What the task asks →
Search the data for "DHCP". Return each matching line.

*** Opening The records ***

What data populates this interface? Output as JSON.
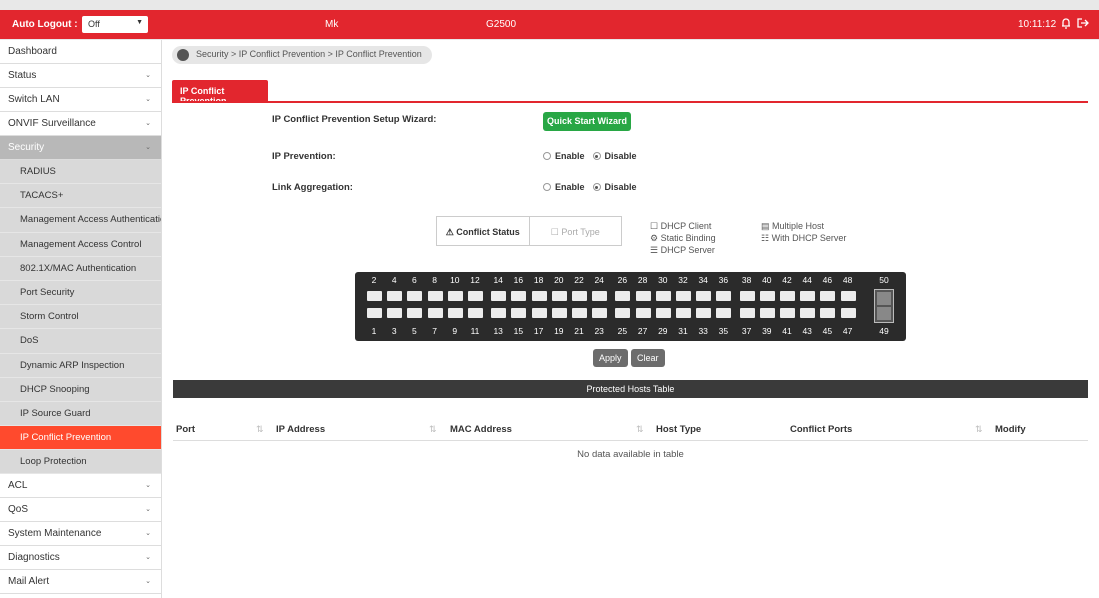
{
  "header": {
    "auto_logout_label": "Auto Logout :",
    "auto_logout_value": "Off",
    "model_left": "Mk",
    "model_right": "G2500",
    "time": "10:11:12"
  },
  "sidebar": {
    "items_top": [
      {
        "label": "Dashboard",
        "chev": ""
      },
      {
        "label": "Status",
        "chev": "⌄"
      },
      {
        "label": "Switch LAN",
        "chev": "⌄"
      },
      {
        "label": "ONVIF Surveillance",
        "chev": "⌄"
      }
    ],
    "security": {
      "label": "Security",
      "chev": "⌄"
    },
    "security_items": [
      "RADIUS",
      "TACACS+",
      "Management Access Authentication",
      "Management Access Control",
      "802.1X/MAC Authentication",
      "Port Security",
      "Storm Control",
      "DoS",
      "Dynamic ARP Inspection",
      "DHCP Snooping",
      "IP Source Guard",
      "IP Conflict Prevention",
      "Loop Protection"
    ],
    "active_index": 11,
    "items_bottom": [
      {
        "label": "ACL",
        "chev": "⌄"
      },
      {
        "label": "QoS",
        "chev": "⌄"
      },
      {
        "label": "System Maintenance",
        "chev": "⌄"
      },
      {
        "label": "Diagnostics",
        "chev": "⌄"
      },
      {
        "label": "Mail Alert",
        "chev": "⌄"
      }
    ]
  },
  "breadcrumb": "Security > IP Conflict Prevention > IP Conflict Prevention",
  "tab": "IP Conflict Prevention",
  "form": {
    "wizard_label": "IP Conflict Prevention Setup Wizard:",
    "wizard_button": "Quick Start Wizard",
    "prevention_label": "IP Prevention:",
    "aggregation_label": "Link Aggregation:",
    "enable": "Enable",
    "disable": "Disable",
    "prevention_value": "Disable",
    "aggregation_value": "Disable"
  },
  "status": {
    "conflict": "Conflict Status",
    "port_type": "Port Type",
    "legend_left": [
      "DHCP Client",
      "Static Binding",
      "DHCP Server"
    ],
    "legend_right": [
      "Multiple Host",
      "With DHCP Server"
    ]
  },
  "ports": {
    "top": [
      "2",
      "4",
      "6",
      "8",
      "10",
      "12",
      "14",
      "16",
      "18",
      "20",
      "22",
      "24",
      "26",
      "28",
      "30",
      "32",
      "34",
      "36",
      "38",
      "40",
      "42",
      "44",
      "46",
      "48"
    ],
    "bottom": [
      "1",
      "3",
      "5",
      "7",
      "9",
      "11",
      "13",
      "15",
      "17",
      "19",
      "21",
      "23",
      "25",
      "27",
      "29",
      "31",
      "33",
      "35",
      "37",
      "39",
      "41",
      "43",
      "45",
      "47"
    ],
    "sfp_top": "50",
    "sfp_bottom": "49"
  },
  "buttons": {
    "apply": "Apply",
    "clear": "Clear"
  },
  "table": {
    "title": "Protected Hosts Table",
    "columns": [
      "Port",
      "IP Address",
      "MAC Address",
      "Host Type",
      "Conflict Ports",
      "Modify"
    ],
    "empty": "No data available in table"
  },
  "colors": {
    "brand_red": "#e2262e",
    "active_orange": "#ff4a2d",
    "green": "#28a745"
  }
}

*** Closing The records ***

Result →
      "DHCP Snooping",
      "DHCP Client",
      "DHCP Server"
      "With DHCP Server"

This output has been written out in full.